18.4. Common NFS Mount Options

Beyond mounting a file system via NFS on a remote host, other options can be specified at the time of the mount to make it easier to use. These options can be used with manual mount commands, /etc/fstab settings, and autofs.

The following are options commonly used for NFS mounts:

  • fsid=num — Forces the file handle and file attributes settings on the wire to be num, instead of a number derived from the major and minor number of the block device on the mounted file system. The value 0 has special meaning when used with NFSv4. NFSv4 has a concept of a root of the overall exported file system. The export point exported with fsid=0 is used as this root.

  • hard or soft — Specifies whether the program using a file via an NFS connection should stop and wait (hard) for the server to come back online, if the host serving the exported file system is unavailable, or if it should report an error (soft).

    If hard is specified, the user cannot terminate the process waiting for the NFS communication to resume unless the intr option is also specified.

    If soft is specified, the user can set an additional timeo=<value> option, where <value> specifies the number of seconds to pass before the error is reported.

Note

Using soft mounts is not recommended as they can generate I/O errors in very congested networks or when using a very busy server.

  • intr — Allows NFS requests to be interrupted if the server goes down or cannot be reached.

  • nfsvers=2 or nfsvers=3 — Specifies which version of the NFS protocol to use. This is useful for hosts that run multiple NFS servers. If no version is specified, NFS uses the highest supported version by the kernel and mount command. This option is not supported with NFSv4 and should not be used.

  • noacl — Turns off all ACL processing. This may be needed when interfacing with older versions of Red Hat Enterprise Linux, Red Hat Linux, or Solaris, since the most recent ACL technology is not compatible with older systems.

  • nolock — Disables file locking. This setting is occasionally required when connecting to older NFS servers.

  • noexec — Prevents execution of binaries on mounted file systems. This is useful if the system is mounting a non-Linux file system via NFS containing incompatible binaries.

  • nosuid — Disables set-user-identifier or set-group-identifier bits. This prevents remote users from gaining higher privileges by running a setuid program.

  • port=num — Specifies the numeric value of the NFS server port. If num is 0 (the default), then mount queries the remote host's portmapper for the port number to use. If the remote host's NFS daemon is not registered with its portmapper, the standard NFS port number of TCP 2049 is used instead.

  • rsize=num and wsize=num — These settings speed up NFS communication for reads (rsize) and writes (wsize) by setting a larger data block size, in bytes, to be transferred at one time. Be careful when changing these values; some older Linux kernels and network cards do not work well with larger block sizes. For NFSv2 or NFSv3, the default values for both parameters is set to 8192. For NFSv4, the default values for both parameters is set to 32768.

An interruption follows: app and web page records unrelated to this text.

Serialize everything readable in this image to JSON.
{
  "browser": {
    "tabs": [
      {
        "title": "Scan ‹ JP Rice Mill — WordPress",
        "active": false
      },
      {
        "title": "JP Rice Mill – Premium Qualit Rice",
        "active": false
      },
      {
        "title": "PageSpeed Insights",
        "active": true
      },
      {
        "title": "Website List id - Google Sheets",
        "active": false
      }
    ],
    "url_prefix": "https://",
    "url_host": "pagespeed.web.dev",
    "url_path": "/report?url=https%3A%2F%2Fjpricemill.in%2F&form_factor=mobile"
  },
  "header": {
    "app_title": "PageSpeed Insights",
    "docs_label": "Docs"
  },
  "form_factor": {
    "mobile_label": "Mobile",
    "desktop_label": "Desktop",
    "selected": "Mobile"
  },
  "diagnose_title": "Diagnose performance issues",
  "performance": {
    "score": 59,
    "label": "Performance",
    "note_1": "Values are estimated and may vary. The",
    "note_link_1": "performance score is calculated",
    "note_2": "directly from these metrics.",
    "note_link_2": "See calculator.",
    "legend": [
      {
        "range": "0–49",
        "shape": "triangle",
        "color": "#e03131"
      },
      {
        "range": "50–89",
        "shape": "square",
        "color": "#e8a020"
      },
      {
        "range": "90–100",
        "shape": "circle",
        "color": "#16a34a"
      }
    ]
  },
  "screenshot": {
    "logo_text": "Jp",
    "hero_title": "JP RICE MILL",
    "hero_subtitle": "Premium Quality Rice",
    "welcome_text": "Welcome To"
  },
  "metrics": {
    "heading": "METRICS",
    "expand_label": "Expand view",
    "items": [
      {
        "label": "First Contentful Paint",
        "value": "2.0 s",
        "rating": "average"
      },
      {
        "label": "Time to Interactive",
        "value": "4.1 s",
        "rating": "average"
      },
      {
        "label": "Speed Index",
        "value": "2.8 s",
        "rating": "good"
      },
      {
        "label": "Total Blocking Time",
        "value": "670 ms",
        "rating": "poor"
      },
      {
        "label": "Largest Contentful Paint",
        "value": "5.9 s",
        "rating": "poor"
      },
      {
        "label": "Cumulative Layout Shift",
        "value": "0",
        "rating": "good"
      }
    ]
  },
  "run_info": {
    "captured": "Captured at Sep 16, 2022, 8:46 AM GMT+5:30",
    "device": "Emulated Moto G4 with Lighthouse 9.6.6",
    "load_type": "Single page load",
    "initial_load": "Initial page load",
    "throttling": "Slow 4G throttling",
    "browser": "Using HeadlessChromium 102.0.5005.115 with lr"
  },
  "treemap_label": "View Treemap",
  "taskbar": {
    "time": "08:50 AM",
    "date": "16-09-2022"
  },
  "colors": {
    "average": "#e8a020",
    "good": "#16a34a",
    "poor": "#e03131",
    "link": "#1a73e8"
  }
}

  • sec=mode — Specifies the type of security to utilize when authenticating an NFS connection.

    sec=sys is the default setting, which uses local UNIX UIDs and GIDs by means of AUTH_SYS to authenticate NFS operations.

    sec=krb5 uses Kerberos V5 instead of local UNIX UIDs and GIDs to authenticate users.

    sec=krb5i uses Kerberos V5 for user authentication and performs integrity checking of NFS operations using secure checksums to prevent data tampering.

    sec=krb5p uses Kerberos V5 for user authentication, integrity checking, and encrypts NFS traffic to prevent traffic sniffing. This is the most secure setting, but it also has the most performance overhead involved.

  • tcp — Specifies for the NFS mount to use the TCP protocol.

  • udp — Specifies for the NFS mount to use the UDP protocol.

Many more options are listed on the mount and nfs man pages.


 
 
  Published under the terms of the GNU General Public License Design by Interspire